*** DATA FOR THIS TASK ***

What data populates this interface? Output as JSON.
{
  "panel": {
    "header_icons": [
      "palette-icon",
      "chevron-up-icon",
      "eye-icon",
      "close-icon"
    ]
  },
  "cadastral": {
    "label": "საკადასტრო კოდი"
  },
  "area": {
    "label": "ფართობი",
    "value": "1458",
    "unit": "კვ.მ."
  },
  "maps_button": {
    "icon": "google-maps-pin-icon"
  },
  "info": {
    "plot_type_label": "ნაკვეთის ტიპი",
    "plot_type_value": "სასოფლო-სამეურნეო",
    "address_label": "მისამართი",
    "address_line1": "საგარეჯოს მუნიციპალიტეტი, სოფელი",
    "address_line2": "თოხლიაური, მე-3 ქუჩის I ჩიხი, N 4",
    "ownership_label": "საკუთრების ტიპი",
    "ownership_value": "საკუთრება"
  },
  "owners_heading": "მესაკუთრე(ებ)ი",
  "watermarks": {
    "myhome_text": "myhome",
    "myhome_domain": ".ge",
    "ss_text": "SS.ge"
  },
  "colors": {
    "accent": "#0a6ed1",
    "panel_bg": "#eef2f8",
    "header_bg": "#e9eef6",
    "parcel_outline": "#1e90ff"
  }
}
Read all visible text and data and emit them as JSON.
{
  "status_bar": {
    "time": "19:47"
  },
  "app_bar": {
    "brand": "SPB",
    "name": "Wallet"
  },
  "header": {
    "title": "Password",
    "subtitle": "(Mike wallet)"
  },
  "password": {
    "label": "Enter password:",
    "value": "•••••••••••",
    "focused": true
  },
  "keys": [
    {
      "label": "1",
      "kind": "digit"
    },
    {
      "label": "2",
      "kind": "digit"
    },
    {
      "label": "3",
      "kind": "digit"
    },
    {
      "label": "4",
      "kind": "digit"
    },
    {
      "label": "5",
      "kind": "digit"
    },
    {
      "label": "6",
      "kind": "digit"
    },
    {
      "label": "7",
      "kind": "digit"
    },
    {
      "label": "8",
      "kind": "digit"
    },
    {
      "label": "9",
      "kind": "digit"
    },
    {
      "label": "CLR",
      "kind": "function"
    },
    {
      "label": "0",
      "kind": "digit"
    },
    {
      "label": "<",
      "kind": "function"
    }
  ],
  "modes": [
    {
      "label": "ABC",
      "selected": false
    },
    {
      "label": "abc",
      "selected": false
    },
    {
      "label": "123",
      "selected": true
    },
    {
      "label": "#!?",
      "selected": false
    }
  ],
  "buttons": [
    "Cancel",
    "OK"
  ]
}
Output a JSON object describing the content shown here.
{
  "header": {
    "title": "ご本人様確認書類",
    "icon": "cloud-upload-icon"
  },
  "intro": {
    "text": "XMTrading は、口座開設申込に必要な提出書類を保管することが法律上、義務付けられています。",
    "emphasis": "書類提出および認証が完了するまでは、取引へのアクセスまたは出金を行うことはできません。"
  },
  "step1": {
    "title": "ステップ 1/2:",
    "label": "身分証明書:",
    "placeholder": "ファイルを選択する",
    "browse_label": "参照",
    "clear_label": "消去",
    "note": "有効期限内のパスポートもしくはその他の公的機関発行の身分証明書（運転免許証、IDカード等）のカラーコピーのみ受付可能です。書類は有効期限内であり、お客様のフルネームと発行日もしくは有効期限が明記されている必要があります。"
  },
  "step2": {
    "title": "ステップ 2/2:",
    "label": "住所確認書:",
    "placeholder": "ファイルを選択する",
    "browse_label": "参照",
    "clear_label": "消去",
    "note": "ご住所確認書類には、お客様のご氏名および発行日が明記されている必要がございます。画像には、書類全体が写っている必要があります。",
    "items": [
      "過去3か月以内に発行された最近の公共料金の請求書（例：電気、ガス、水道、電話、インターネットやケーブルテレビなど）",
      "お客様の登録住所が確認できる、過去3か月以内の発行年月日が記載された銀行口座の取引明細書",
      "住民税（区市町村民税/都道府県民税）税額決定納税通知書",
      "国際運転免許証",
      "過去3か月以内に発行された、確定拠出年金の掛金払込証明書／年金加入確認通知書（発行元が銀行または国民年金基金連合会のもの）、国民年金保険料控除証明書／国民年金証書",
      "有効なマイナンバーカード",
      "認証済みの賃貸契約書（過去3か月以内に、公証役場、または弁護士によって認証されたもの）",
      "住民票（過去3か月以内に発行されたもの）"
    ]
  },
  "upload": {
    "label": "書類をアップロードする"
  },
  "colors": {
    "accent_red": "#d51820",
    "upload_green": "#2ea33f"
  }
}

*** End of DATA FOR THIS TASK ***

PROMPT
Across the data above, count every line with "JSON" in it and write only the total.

ANSWER SPACE
3